On the right, I also attached a memoir I submitted for an English Writing class which focuses on my studies in the urban school when I came to the US, the teachers I encountered, good and bad and my struggle to learn a new language and culture, as well as the reception from students and professionals. I also attached a critical thinking paper I wrote, actually it is the first chapters of a novel on an American ambassador’s family who travels around the world, learns new languages, learns about new religions and cultures and then returns to the US to share their experiences while trying to fight against prejudices and negative assumptions. This is a project I would like to continue and which I think can be expanded with the classes I am currently taking, including our Urban Education class. Above this piece I included the words Meaning and Diversify, because I think that it is important to make meanings out of personal experience and above all it is important to diversify and embrace diversity. I also attached to it as representing this idea a map of the world filled with opposites, and representations; and a picture of colored pencils to show the differences that exist and the fact that put together they create a beautiful rainbow.

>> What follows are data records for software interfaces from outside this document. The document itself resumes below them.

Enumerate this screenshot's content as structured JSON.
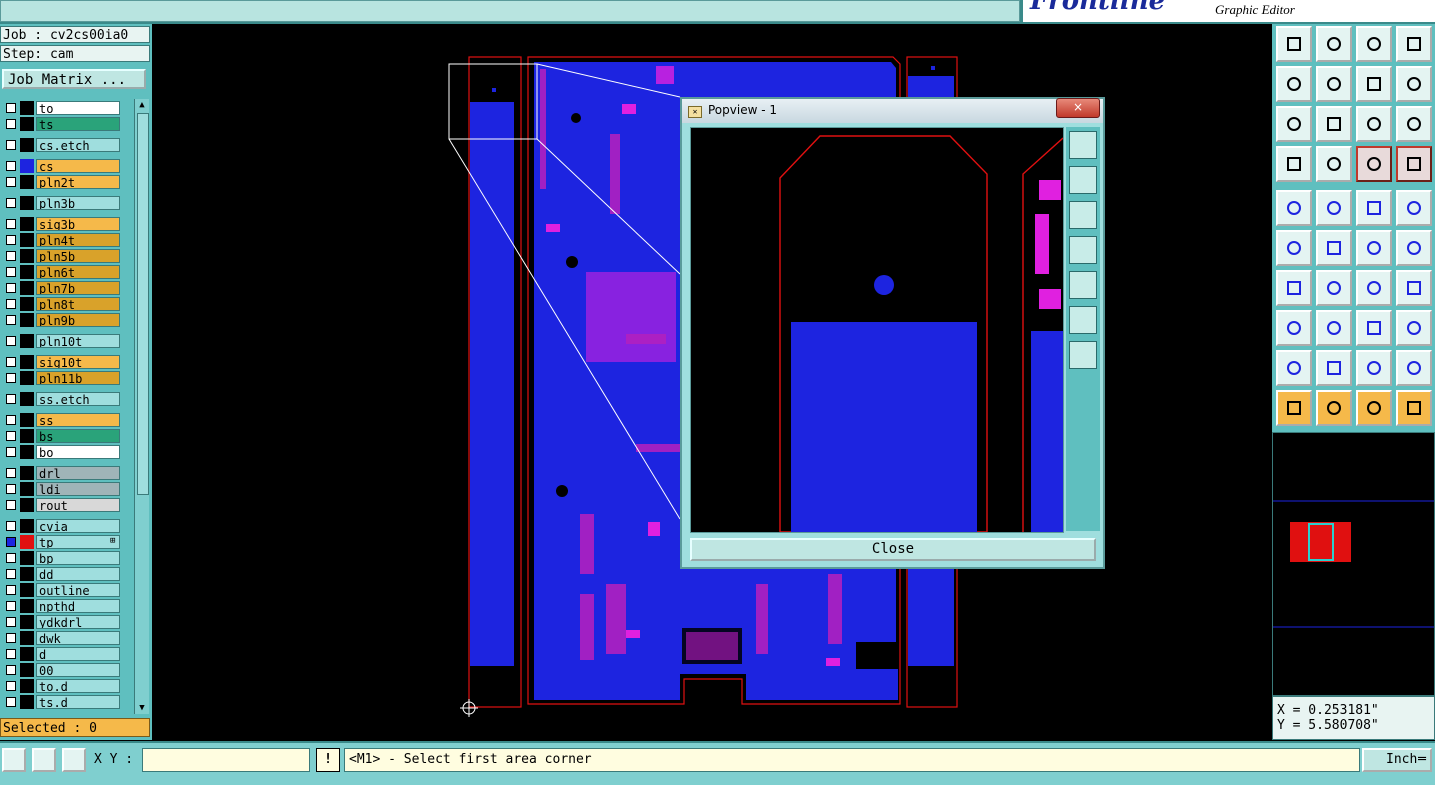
{
  "app": {
    "brand": "Frontline",
    "subtitle": "Graphic Editor"
  },
  "job": {
    "job_line": "Job : cv2cs00ia0",
    "step_line": "Step: cam",
    "matrix_button": "Job Matrix ..."
  },
  "layers": [
    {
      "name": "to",
      "color": "#ffffff",
      "group": 0
    },
    {
      "name": "ts",
      "color": "#2aa37a",
      "group": 0
    },
    {
      "name": "cs.etch",
      "color": "#9fdede",
      "group": 1
    },
    {
      "name": "cs",
      "color": "#f5b94a",
      "group": 2,
      "swatch": "#1d24e0"
    },
    {
      "name": "pln2t",
      "color": "#f5b94a",
      "group": 2
    },
    {
      "name": "pln3b",
      "color": "#9fdede",
      "group": 3
    },
    {
      "name": "sig3b",
      "color": "#f5b94a",
      "group": 4
    },
    {
      "name": "pln4t",
      "color": "#d9a22a",
      "group": 4
    },
    {
      "name": "pln5b",
      "color": "#d9a22a",
      "group": 4
    },
    {
      "name": "pln6t",
      "color": "#d9a22a",
      "group": 4
    },
    {
      "name": "pln7b",
      "color": "#d9a22a",
      "group": 4
    },
    {
      "name": "pln8t",
      "color": "#d9a22a",
      "group": 4
    },
    {
      "name": "pln9b",
      "color": "#d9a22a",
      "group": 4
    },
    {
      "name": "pln10t",
      "color": "#9fdede",
      "group": 5
    },
    {
      "name": "sig10t",
      "color": "#f5b94a",
      "group": 6
    },
    {
      "name": "pln11b",
      "color": "#d9a22a",
      "group": 6
    },
    {
      "name": "ss.etch",
      "color": "#9fdede",
      "group": 7
    },
    {
      "name": "ss",
      "color": "#f5b94a",
      "group": 8
    },
    {
      "name": "bs",
      "color": "#2aa37a",
      "group": 8
    },
    {
      "name": "bo",
      "color": "#ffffff",
      "group": 8
    },
    {
      "name": "drl",
      "color": "#9fb4b8",
      "group": 9
    },
    {
      "name": "ldi",
      "color": "#9fb4b8",
      "group": 9
    },
    {
      "name": "rout",
      "color": "#d8d8d8",
      "group": 9
    },
    {
      "name": "cvia",
      "color": "#9fdede",
      "group": 10
    },
    {
      "name": "tp",
      "color": "#9fdede",
      "group": 10,
      "swatch": "#e01010",
      "selected": true
    },
    {
      "name": "bp",
      "color": "#9fdede",
      "group": 10
    },
    {
      "name": "dd",
      "color": "#9fdede",
      "group": 10
    },
    {
      "name": "outline",
      "color": "#9fdede",
      "group": 10
    },
    {
      "name": "npthd",
      "color": "#9fdede",
      "group": 10
    },
    {
      "name": "ydkdrl",
      "color": "#9fdede",
      "group": 10
    },
    {
      "name": "dwk",
      "color": "#9fdede",
      "group": 10
    },
    {
      "name": "d",
      "color": "#9fdede",
      "group": 10
    },
    {
      "name": "00",
      "color": "#9fdede",
      "group": 10
    },
    {
      "name": "to.d",
      "color": "#9fdede",
      "group": 10
    },
    {
      "name": "ts.d",
      "color": "#9fdede",
      "group": 10
    }
  ],
  "selected_count": "Selected : 0",
  "popview": {
    "title": "Popview - 1",
    "close_x": "×",
    "close_button": "Close"
  },
  "coords": {
    "x": "X = 0.253181\"",
    "y": "Y = 5.580708\""
  },
  "bottom": {
    "xy_label": "X Y :",
    "xy_value": "",
    "warn": "!",
    "status": "<M1> - Select first area corner",
    "units": "Inch"
  },
  "colors": {
    "panel": "#5fbfbf",
    "copper": "#1d24e0",
    "pad": "#e020e0",
    "outline": "#e01010",
    "highlight": "#f5b94a"
  }
}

I was a good student in Brazil; I went to a Catholic school and was among the top students of my grade. When I came to the US, I entered a public school in an urban area and although I excelled in other disciplines, I was placed in an ESL class. I was in a Portuguese dominated community where the dominant view was that Brazilians were ignorant, lazy, and any other negative connotations you may imagine. My goal was to prove them wrong, to defend not only myself and my family, but my culture and country as well. Yes, I think that my culture played an important role in which I am, and how I got here, my struggles and my accomplishments. I left for a suburban town at the end of my freshmen year, but I had certainly proved to them that my culture also had intelligent and hard-working people; I was 4th among over 400 students. What I take from this into my hopes as a teacher is the idea that all students are capable of excelling, it doesn’t matter where they are from or where they are living. I see them all as equals, because that is how I wanted to be seen. It doesn’t matter what nationality, religion, gender, sexual orientation, what culture a person is from, they are to be respected, given incentives and praise.

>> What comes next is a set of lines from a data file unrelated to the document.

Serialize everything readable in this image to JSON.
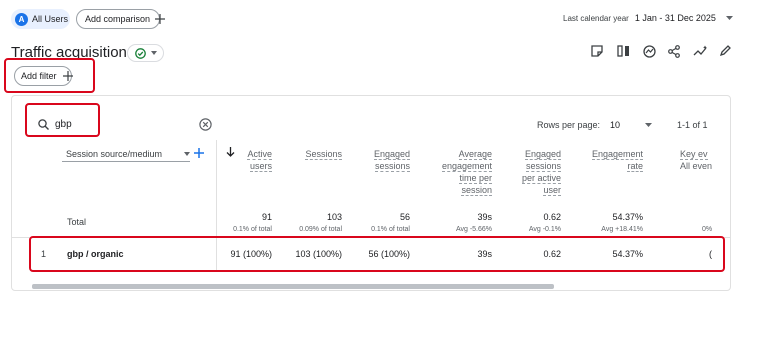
{
  "topbar": {
    "segment_letter": "A",
    "segment_label": "All Users",
    "add_comparison_label": "Add comparison",
    "date_range_label": "Last calendar year",
    "date_range_value": "1 Jan - 31 Dec 2025"
  },
  "page": {
    "title": "Traffic acquisition",
    "add_filter_label": "Add filter"
  },
  "table": {
    "search_value": "gbp",
    "rows_per_page_label": "Rows per page:",
    "rows_per_page_value": "10",
    "pagination": "1-1 of 1",
    "dimension_label": "Session source/medium",
    "columns": [
      {
        "lines": [
          "Active",
          "users"
        ]
      },
      {
        "lines": [
          "Sessions"
        ]
      },
      {
        "lines": [
          "Engaged",
          "sessions"
        ]
      },
      {
        "lines": [
          "Average",
          "engagement",
          "time per",
          "session"
        ]
      },
      {
        "lines": [
          "Engaged",
          "sessions",
          "per active",
          "user"
        ]
      },
      {
        "lines": [
          "Engagement",
          "rate"
        ]
      },
      {
        "lines": [
          "Key ev",
          "All even"
        ]
      }
    ],
    "total_label": "Total",
    "totals": [
      {
        "value": "91",
        "sub": "0.1% of total"
      },
      {
        "value": "103",
        "sub": "0.09% of total"
      },
      {
        "value": "56",
        "sub": "0.1% of total"
      },
      {
        "value": "39s",
        "sub": "Avg -5.66%"
      },
      {
        "value": "0.62",
        "sub": "Avg -0.1%"
      },
      {
        "value": "54.37%",
        "sub": "Avg +18.41%"
      },
      {
        "value": "",
        "sub": "0%"
      }
    ],
    "rows": [
      {
        "index": "1",
        "dimension": "gbp / organic",
        "cells": [
          "91 (100%)",
          "103 (100%)",
          "56 (100%)",
          "39s",
          "0.62",
          "54.37%",
          "("
        ]
      }
    ]
  },
  "colors": {
    "accent": "#1a73e8",
    "highlight_box": "#d9071c",
    "segment_chip": "#e8f0fe",
    "status_green": "#188038"
  }
}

I want to be an English teacher for middle school or high school and I would like to be able to include readings from foreign authors as well as American and British literature. I think that this would give everyone a sense of what is available, differences in style, writing, and even cultures. I would also like to include this collage activity to introduce students to one another, or to introduce the diversity and culture themes into my classroom. I think that it is an effective and fun tool, one that gives all students a chance to participate, to show their abilities, their talents and their struggles.